Initiatives in Pakistan

Countrywide lockdowns in Pakistan led to several initiatives set up by artists and individuals to create a collective sense of support for the arts in Pakistan. Most of these initiatives focused on using their social media handles for a widespread reach. Online modes of communication have seen a surge during the pandemic. Instagram particularly has been a primary form of dissemination for art initiatives and grants. Art Chain Pakistan was set up as an Instagram hashtag as a platform for creative practitioners and their need to build a space that addressed the urgency of a community. Kurachee, a platform for illustrators and designers announced their first ‘Tiny Publication Grant’, a production grant to help sustain independent artist publications and book making practices. Tasweer Ghar, a space dedicated to photography in Lahore partnered with Grain Projects, U.K. and the Pathshala South Asian Media Institute in Bangladesh for a bursary opportunity, ‘Transforming Narratives’ that focused on community exchange and challenges from Covid-19, while facilitating a digital exchange between photographic artists in Pakistan, Bangladesh and the U.K. Responding to the reality of the virtual and digital, V M Art Gallery hosted an online residency – IRL: In Real Life – that reflected on ways in which modes of communication and experiences changed in a Covid-19 world. Other institutes and organisations that facilitated gatherings, learning circles and review sessions include: The Writing Institute; Open Studios organised for artists organised by Noor Ahmed at Cinema73 Karachi; Art Divvy run by Zahra Khan hosted artists conversations and online film festivals.

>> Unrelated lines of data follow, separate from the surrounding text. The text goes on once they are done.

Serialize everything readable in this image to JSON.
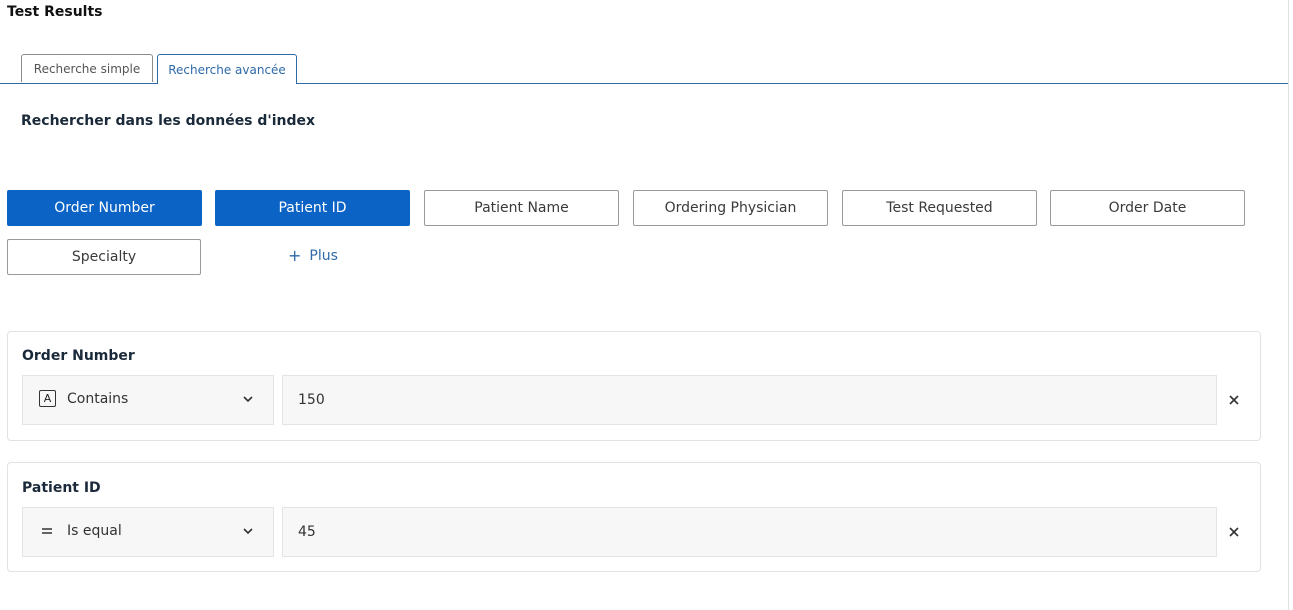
{
  "page": {
    "title": "Test Results"
  },
  "tabs": [
    {
      "label": "Recherche simple",
      "active": false
    },
    {
      "label": "Recherche avancée",
      "active": true
    }
  ],
  "section": {
    "title": "Rechercher dans les données d'index"
  },
  "fields": [
    {
      "label": "Order Number",
      "selected": true
    },
    {
      "label": "Patient ID",
      "selected": true
    },
    {
      "label": "Patient Name",
      "selected": false
    },
    {
      "label": "Ordering Physician",
      "selected": false
    },
    {
      "label": "Test Requested",
      "selected": false
    },
    {
      "label": "Order Date",
      "selected": false
    },
    {
      "label": "Specialty",
      "selected": false
    }
  ],
  "more": {
    "label": "Plus",
    "icon": "plus-icon"
  },
  "filters": [
    {
      "title": "Order Number",
      "operator": "Contains",
      "operator_icon": "text-type-icon",
      "value": "150"
    },
    {
      "title": "Patient ID",
      "operator": "Is equal",
      "operator_icon": "equals-icon",
      "value": "45"
    }
  ],
  "colors": {
    "accent": "#0b63c5",
    "link": "#2e6aa8"
  }
}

Future Sustainability

The multitude of support platforms that were born out of distance and inaccessibility of the Covid-19 pandemic indicate the parched need for more such initiatives in the arts. While this article focuses on three South-Asian ASEM countries, the nature of funding and mentorship for the arts extends into thinking about sustainable futures that celebrate and nurture art practitioners and creativity – for institutions and individuals.

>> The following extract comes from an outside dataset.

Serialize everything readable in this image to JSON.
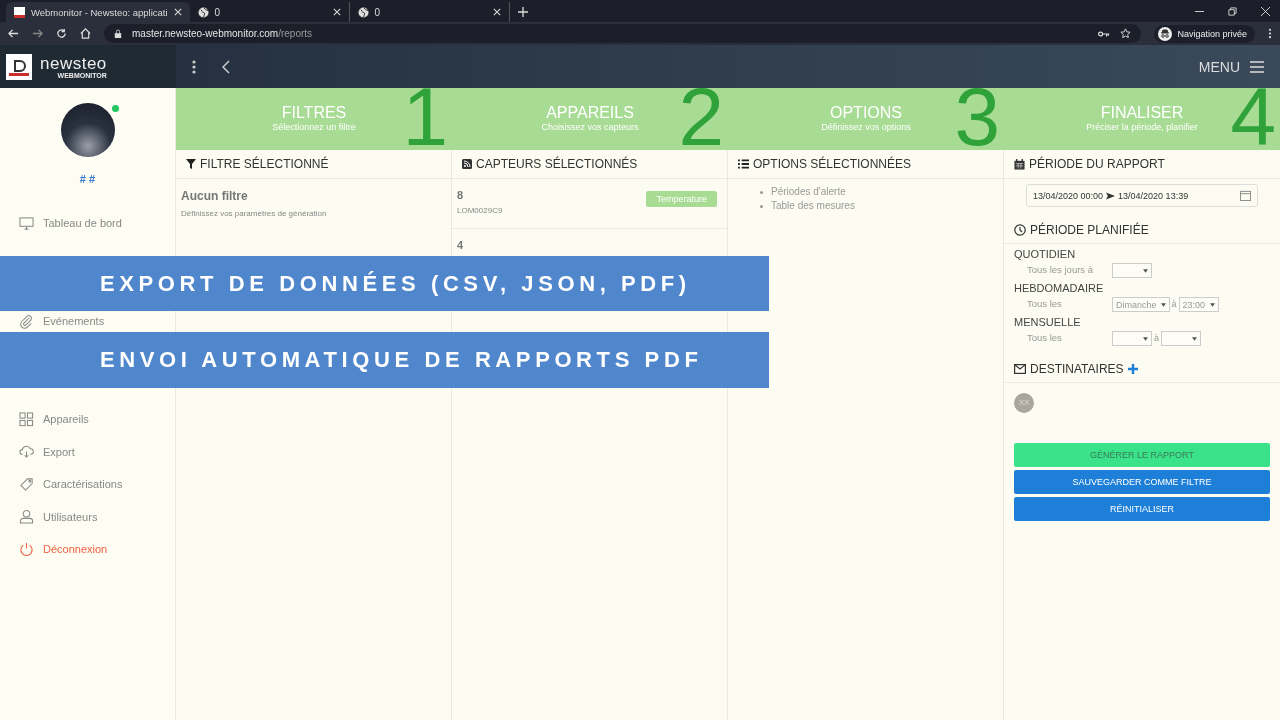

Photo credit: IRL Arsalan Nasir's. Metamorphose, 2020, Image Courtesy - VM ART GALLERY Photography Credit - Humayun Memon

Veeranganakumari Solanki is an independent curator and writer. Her research interest lies in the manner in which: interdisciplinary forms and art merge to create dialogues that travel from public spaces into private ones, the dissemination and varied interpretations of images across disciplines, and the structuring of curatorial research around artistic practices that expand the ideas of medium specificity through narrative and story-telling. Her curatorial discourse has primarily focused on art practices within the extended South-Asian context. She was the 2019 Brooks International Research Fellow at Tate Modern in the curatorial and photography department and a resident at the Delfina Foundation. Veerangana is currently based in India.